BEGIN

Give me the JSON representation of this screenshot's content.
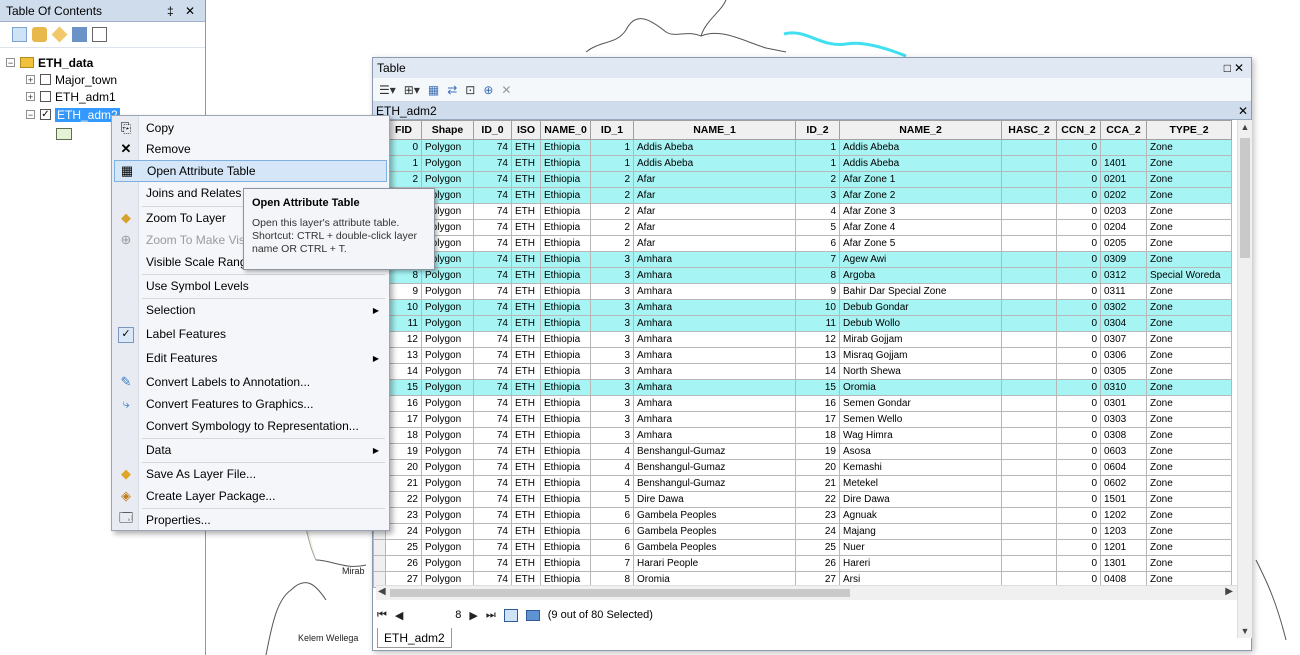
{
  "toc": {
    "title": "Table Of Contents",
    "title_buttons": "‡ ✕",
    "root": "ETH_data",
    "layers": [
      {
        "label": "Major_town",
        "checked": false
      },
      {
        "label": "ETH_adm1",
        "checked": false
      },
      {
        "label": "ETH_adm2",
        "checked": true
      }
    ]
  },
  "map": {
    "labels": [
      "Mirab",
      "Kelem Wellega"
    ]
  },
  "context_menu": {
    "items": [
      {
        "label": "Copy",
        "icon": "copy-icon"
      },
      {
        "label": "Remove",
        "icon": "remove-icon"
      },
      {
        "label": "Open Attribute Table",
        "icon": "table-icon"
      },
      {
        "label": "Joins and Relates",
        "icon": ""
      },
      {
        "label": "Zoom To Layer",
        "icon": "zoom-layer-icon"
      },
      {
        "label": "Zoom To Make Visible",
        "icon": "zoom-visible-icon"
      },
      {
        "label": "Visible Scale Range",
        "icon": ""
      },
      {
        "label": "Use Symbol Levels",
        "icon": ""
      },
      {
        "label": "Selection",
        "icon": ""
      },
      {
        "label": "Label Features",
        "icon": "checkbox-icon"
      },
      {
        "label": "Edit Features",
        "icon": ""
      },
      {
        "label": "Convert Labels to Annotation...",
        "icon": "annotation-icon"
      },
      {
        "label": "Convert Features to Graphics...",
        "icon": "graphics-icon"
      },
      {
        "label": "Convert Symbology to Representation...",
        "icon": ""
      },
      {
        "label": "Data",
        "icon": ""
      },
      {
        "label": "Save As Layer File...",
        "icon": "layer-file-icon"
      },
      {
        "label": "Create Layer Package...",
        "icon": "layer-package-icon"
      },
      {
        "label": "Properties...",
        "icon": "properties-icon"
      }
    ]
  },
  "tooltip": {
    "title": "Open Attribute Table",
    "body": "Open this layer's attribute table. Shortcut: CTRL + double-click layer name OR CTRL + T."
  },
  "table_window": {
    "title": "Table",
    "tab_name": "ETH_adm2",
    "columns": [
      "FID",
      "Shape",
      "ID_0",
      "ISO",
      "NAME_0",
      "ID_1",
      "NAME_1",
      "ID_2",
      "NAME_2",
      "HASC_2",
      "CCN_2",
      "CCA_2",
      "TYPE_2"
    ],
    "rows": [
      {
        "selected": true,
        "cells": [
          "0",
          "Polygon",
          "74",
          "ETH",
          "Ethiopia",
          "1",
          "Addis Abeba",
          "1",
          "Addis Abeba",
          "",
          "0",
          "",
          "Zone"
        ]
      },
      {
        "selected": true,
        "cells": [
          "1",
          "Polygon",
          "74",
          "ETH",
          "Ethiopia",
          "1",
          "Addis Abeba",
          "1",
          "Addis Abeba",
          "",
          "0",
          "1401",
          "Zone"
        ]
      },
      {
        "selected": true,
        "cells": [
          "2",
          "Polygon",
          "74",
          "ETH",
          "Ethiopia",
          "2",
          "Afar",
          "2",
          "Afar Zone 1",
          "",
          "0",
          "0201",
          "Zone"
        ]
      },
      {
        "selected": true,
        "cells": [
          "3",
          "Polygon",
          "74",
          "ETH",
          "Ethiopia",
          "2",
          "Afar",
          "3",
          "Afar Zone 2",
          "",
          "0",
          "0202",
          "Zone"
        ]
      },
      {
        "selected": false,
        "cells": [
          "4",
          "Polygon",
          "74",
          "ETH",
          "Ethiopia",
          "2",
          "Afar",
          "4",
          "Afar Zone 3",
          "",
          "0",
          "0203",
          "Zone"
        ]
      },
      {
        "selected": false,
        "cells": [
          "5",
          "Polygon",
          "74",
          "ETH",
          "Ethiopia",
          "2",
          "Afar",
          "5",
          "Afar Zone 4",
          "",
          "0",
          "0204",
          "Zone"
        ]
      },
      {
        "selected": false,
        "cells": [
          "6",
          "Polygon",
          "74",
          "ETH",
          "Ethiopia",
          "2",
          "Afar",
          "6",
          "Afar Zone 5",
          "",
          "0",
          "0205",
          "Zone"
        ]
      },
      {
        "selected": true,
        "cells": [
          "7",
          "Polygon",
          "74",
          "ETH",
          "Ethiopia",
          "3",
          "Amhara",
          "7",
          "Agew Awi",
          "",
          "0",
          "0309",
          "Zone"
        ]
      },
      {
        "selected": true,
        "cells": [
          "8",
          "Polygon",
          "74",
          "ETH",
          "Ethiopia",
          "3",
          "Amhara",
          "8",
          "Argoba",
          "",
          "0",
          "0312",
          "Special Woreda"
        ]
      },
      {
        "selected": false,
        "cells": [
          "9",
          "Polygon",
          "74",
          "ETH",
          "Ethiopia",
          "3",
          "Amhara",
          "9",
          "Bahir Dar Special Zone",
          "",
          "0",
          "0311",
          "Zone"
        ]
      },
      {
        "selected": true,
        "cells": [
          "10",
          "Polygon",
          "74",
          "ETH",
          "Ethiopia",
          "3",
          "Amhara",
          "10",
          "Debub Gondar",
          "",
          "0",
          "0302",
          "Zone"
        ]
      },
      {
        "selected": true,
        "cells": [
          "11",
          "Polygon",
          "74",
          "ETH",
          "Ethiopia",
          "3",
          "Amhara",
          "11",
          "Debub Wollo",
          "",
          "0",
          "0304",
          "Zone"
        ]
      },
      {
        "selected": false,
        "cells": [
          "12",
          "Polygon",
          "74",
          "ETH",
          "Ethiopia",
          "3",
          "Amhara",
          "12",
          "Mirab Gojjam",
          "",
          "0",
          "0307",
          "Zone"
        ]
      },
      {
        "selected": false,
        "cells": [
          "13",
          "Polygon",
          "74",
          "ETH",
          "Ethiopia",
          "3",
          "Amhara",
          "13",
          "Misraq Gojjam",
          "",
          "0",
          "0306",
          "Zone"
        ]
      },
      {
        "selected": false,
        "cells": [
          "14",
          "Polygon",
          "74",
          "ETH",
          "Ethiopia",
          "3",
          "Amhara",
          "14",
          "North Shewa",
          "",
          "0",
          "0305",
          "Zone"
        ]
      },
      {
        "selected": true,
        "cells": [
          "15",
          "Polygon",
          "74",
          "ETH",
          "Ethiopia",
          "3",
          "Amhara",
          "15",
          "Oromia",
          "",
          "0",
          "0310",
          "Zone"
        ]
      },
      {
        "selected": false,
        "cells": [
          "16",
          "Polygon",
          "74",
          "ETH",
          "Ethiopia",
          "3",
          "Amhara",
          "16",
          "Semen Gondar",
          "",
          "0",
          "0301",
          "Zone"
        ]
      },
      {
        "selected": false,
        "cells": [
          "17",
          "Polygon",
          "74",
          "ETH",
          "Ethiopia",
          "3",
          "Amhara",
          "17",
          "Semen Wello",
          "",
          "0",
          "0303",
          "Zone"
        ]
      },
      {
        "selected": false,
        "cells": [
          "18",
          "Polygon",
          "74",
          "ETH",
          "Ethiopia",
          "3",
          "Amhara",
          "18",
          "Wag Himra",
          "",
          "0",
          "0308",
          "Zone"
        ]
      },
      {
        "selected": false,
        "cells": [
          "19",
          "Polygon",
          "74",
          "ETH",
          "Ethiopia",
          "4",
          "Benshangul-Gumaz",
          "19",
          "Asosa",
          "",
          "0",
          "0603",
          "Zone"
        ]
      },
      {
        "selected": false,
        "cells": [
          "20",
          "Polygon",
          "74",
          "ETH",
          "Ethiopia",
          "4",
          "Benshangul-Gumaz",
          "20",
          "Kemashi",
          "",
          "0",
          "0604",
          "Zone"
        ]
      },
      {
        "selected": false,
        "cells": [
          "21",
          "Polygon",
          "74",
          "ETH",
          "Ethiopia",
          "4",
          "Benshangul-Gumaz",
          "21",
          "Metekel",
          "",
          "0",
          "0602",
          "Zone"
        ]
      },
      {
        "selected": false,
        "cells": [
          "22",
          "Polygon",
          "74",
          "ETH",
          "Ethiopia",
          "5",
          "Dire Dawa",
          "22",
          "Dire Dawa",
          "",
          "0",
          "1501",
          "Zone"
        ]
      },
      {
        "selected": false,
        "cells": [
          "23",
          "Polygon",
          "74",
          "ETH",
          "Ethiopia",
          "6",
          "Gambela Peoples",
          "23",
          "Agnuak",
          "",
          "0",
          "1202",
          "Zone"
        ]
      },
      {
        "selected": false,
        "cells": [
          "24",
          "Polygon",
          "74",
          "ETH",
          "Ethiopia",
          "6",
          "Gambela Peoples",
          "24",
          "Majang",
          "",
          "0",
          "1203",
          "Zone"
        ]
      },
      {
        "selected": false,
        "cells": [
          "25",
          "Polygon",
          "74",
          "ETH",
          "Ethiopia",
          "6",
          "Gambela Peoples",
          "25",
          "Nuer",
          "",
          "0",
          "1201",
          "Zone"
        ]
      },
      {
        "selected": false,
        "cells": [
          "26",
          "Polygon",
          "74",
          "ETH",
          "Ethiopia",
          "7",
          "Harari People",
          "26",
          "Hareri",
          "",
          "0",
          "1301",
          "Zone"
        ]
      },
      {
        "selected": false,
        "cells": [
          "27",
          "Polygon",
          "74",
          "ETH",
          "Ethiopia",
          "8",
          "Oromia",
          "27",
          "Arsi",
          "",
          "0",
          "0408",
          "Zone"
        ]
      }
    ],
    "current_record": "8",
    "selection_status": "(9 out of 80 Selected)"
  }
}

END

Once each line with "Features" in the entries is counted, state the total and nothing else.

## Output below
3